Then there’s the question of what the bottles are made of – a cheap bottle may not be made of food grade materials. If you choose stainless steel rather than aluminum, you won’t have to worry about a cheap liner that may allow unwanted constituents to leach into your beverage. Back2Tap bottles are 0.5mm thick, printed with safe and resilient paints in the USA, and are tested to ensure that they comply with FDA and ASTM standards.

An acquaintance of mine sheepishly admitted to me recently that she had supplied her whole swim team with cheap stainless steel water bottles last winter, and now regrets it. The bottles are so junky no one wants to use them anymore! At the Watchung Hills Green Day event in October, a customer who bought a stainless water bottle at our exhibit table admitted that she had just purchased a cheaper steel water bottle at another table. She bought it solely to support the soccer team even though she knew she would never actually use such a poor quality product.

These two stories highlight the main reason Back2Tap doesn't offer cheap reusable bottles – and we have considered doing so, believe me!   Plenty of suppliers have contacted us hawking their wares. Low quality bottles just don’t perform well and don’t last so they are not durable and useful, key requirements for sustainable products. Back2Tap doesn’t want to be fostering a throw- away mentality by selling cheap stainless steel water bottles because that is exactly what we are trying to combat. We hope that schools selling Back2Tap bottles for a fundraiser do so with the understanding that they are promoting sustainability and environmental stewardship as well as raising funds.

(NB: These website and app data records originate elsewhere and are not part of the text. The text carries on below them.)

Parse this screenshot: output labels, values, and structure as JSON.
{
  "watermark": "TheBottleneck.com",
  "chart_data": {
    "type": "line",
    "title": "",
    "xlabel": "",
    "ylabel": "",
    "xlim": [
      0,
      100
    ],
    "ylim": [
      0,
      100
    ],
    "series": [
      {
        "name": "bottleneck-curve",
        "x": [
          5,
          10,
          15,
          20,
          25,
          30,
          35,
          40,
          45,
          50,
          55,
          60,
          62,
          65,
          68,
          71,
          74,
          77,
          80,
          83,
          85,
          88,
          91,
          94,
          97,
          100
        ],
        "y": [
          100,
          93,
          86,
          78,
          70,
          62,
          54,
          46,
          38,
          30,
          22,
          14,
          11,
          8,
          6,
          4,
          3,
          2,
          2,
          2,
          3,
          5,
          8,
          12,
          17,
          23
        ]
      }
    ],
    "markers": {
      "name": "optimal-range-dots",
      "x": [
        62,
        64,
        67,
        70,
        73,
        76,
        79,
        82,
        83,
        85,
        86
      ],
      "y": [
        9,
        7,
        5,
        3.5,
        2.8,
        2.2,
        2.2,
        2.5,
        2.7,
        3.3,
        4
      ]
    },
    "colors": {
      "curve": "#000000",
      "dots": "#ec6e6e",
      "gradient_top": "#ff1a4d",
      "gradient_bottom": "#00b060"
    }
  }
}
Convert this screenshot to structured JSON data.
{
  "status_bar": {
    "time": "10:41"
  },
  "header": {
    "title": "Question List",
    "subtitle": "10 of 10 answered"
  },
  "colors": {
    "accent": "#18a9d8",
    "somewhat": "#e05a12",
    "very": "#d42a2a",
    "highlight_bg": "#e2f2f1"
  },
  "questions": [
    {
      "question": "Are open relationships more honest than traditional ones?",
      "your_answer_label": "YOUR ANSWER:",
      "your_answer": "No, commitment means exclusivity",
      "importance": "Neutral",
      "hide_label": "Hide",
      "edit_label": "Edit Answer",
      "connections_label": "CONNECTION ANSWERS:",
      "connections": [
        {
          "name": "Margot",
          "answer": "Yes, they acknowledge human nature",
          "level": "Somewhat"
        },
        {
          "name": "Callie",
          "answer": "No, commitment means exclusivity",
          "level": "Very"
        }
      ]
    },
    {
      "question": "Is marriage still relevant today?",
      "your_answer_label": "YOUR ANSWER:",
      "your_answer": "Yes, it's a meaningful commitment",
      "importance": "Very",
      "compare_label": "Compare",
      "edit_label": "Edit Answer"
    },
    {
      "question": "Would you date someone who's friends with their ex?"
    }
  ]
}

In sum, there are numerous significant differences between cheap, low quality reusable bottles and better more expensive stainless steel water bottles. If you buy an inferior bottle that doesn’t last or doesn’t get used, your effort to be “greener” or live more sustainably will have failed – so don't even bother!  A good reusable bottle can save you hundreds of dollars over its lifetime so it is worth investing in a high quality bottle that you will enjoy using every day.